**Try it:** A faithful copy of the data is the goal; set it down exactly, without the images.

*** Material for this task ***

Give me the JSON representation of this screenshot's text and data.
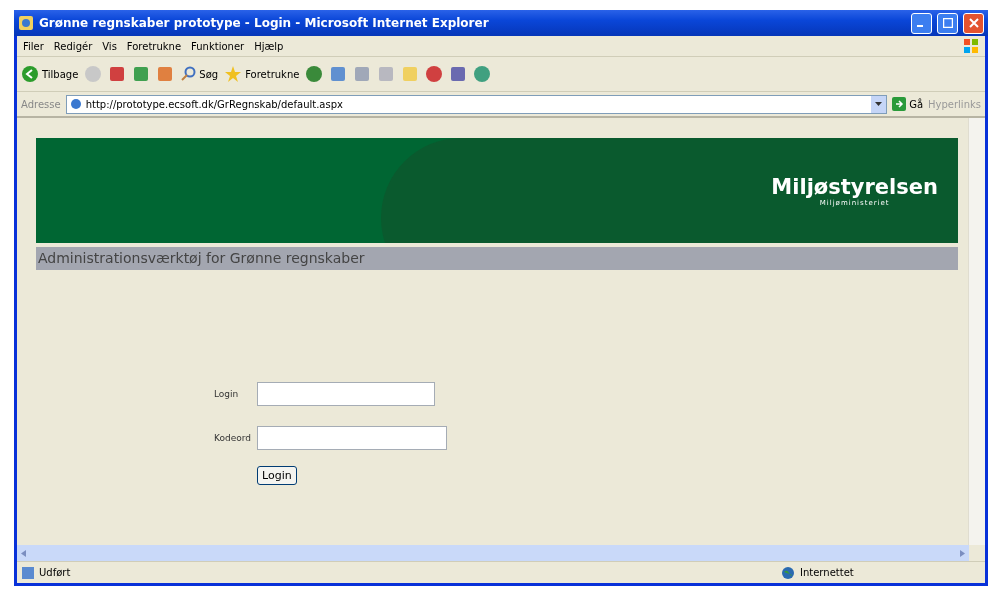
{
  "window": {
    "title": "Grønne regnskaber prototype - Login - Microsoft Internet Explorer"
  },
  "menu": [
    "Filer",
    "Redigér",
    "Vis",
    "Foretrukne",
    "Funktioner",
    "Hjælp"
  ],
  "toolbar": {
    "back": "Tilbage",
    "search": "Søg",
    "favorites": "Foretrukne"
  },
  "address_bar": {
    "label": "Adresse",
    "url": "http://prototype.ecsoft.dk/GrRegnskab/default.aspx",
    "go": "Gå",
    "links": "Hyperlinks"
  },
  "banner": {
    "logo_title": "Miljøstyrelsen",
    "logo_subtitle": "Miljøministeriet",
    "heading": "Administrationsværktøj for Grønne regnskaber"
  },
  "form": {
    "fields": [
      {
        "label": "Login",
        "kind": "text"
      },
      {
        "label": "Kodeord",
        "kind": "password"
      }
    ],
    "submit": "Login"
  },
  "status_bar": {
    "status": "Udført",
    "zone": "Internettet"
  }
}
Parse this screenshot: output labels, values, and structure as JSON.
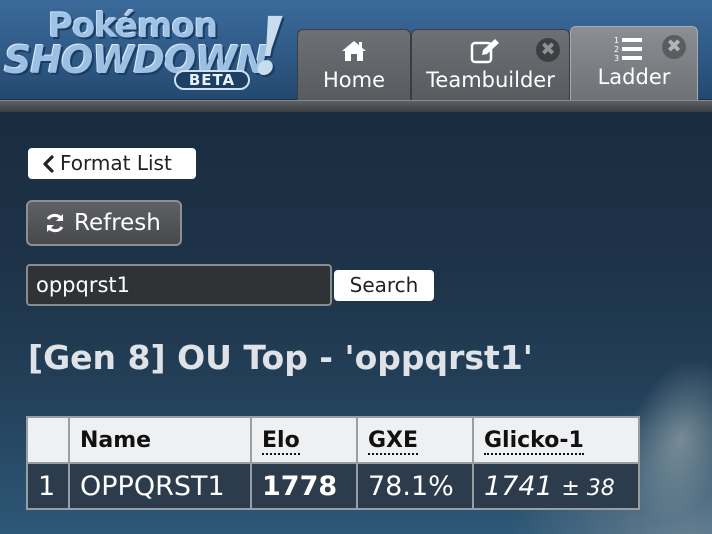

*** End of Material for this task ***

**Final answer:**
Give me the JSON representation of this screenshot's text and data.
{
  "window": {
    "title": "Grønne regnskaber prototype - Login - Microsoft Internet Explorer"
  },
  "menu": [
    "Filer",
    "Redigér",
    "Vis",
    "Foretrukne",
    "Funktioner",
    "Hjælp"
  ],
  "toolbar": {
    "back": "Tilbage",
    "search": "Søg",
    "favorites": "Foretrukne"
  },
  "address_bar": {
    "label": "Adresse",
    "url": "http://prototype.ecsoft.dk/GrRegnskab/default.aspx",
    "go": "Gå",
    "links": "Hyperlinks"
  },
  "banner": {
    "logo_title": "Miljøstyrelsen",
    "logo_subtitle": "Miljøministeriet",
    "heading": "Administrationsværktøj for Grønne regnskaber"
  },
  "form": {
    "fields": [
      {
        "label": "Login",
        "kind": "text"
      },
      {
        "label": "Kodeord",
        "kind": "password"
      }
    ],
    "submit": "Login"
  },
  "status_bar": {
    "status": "Udført",
    "zone": "Internettet"
  }
}
Parse this screenshot: output labels, values, and structure as JSON.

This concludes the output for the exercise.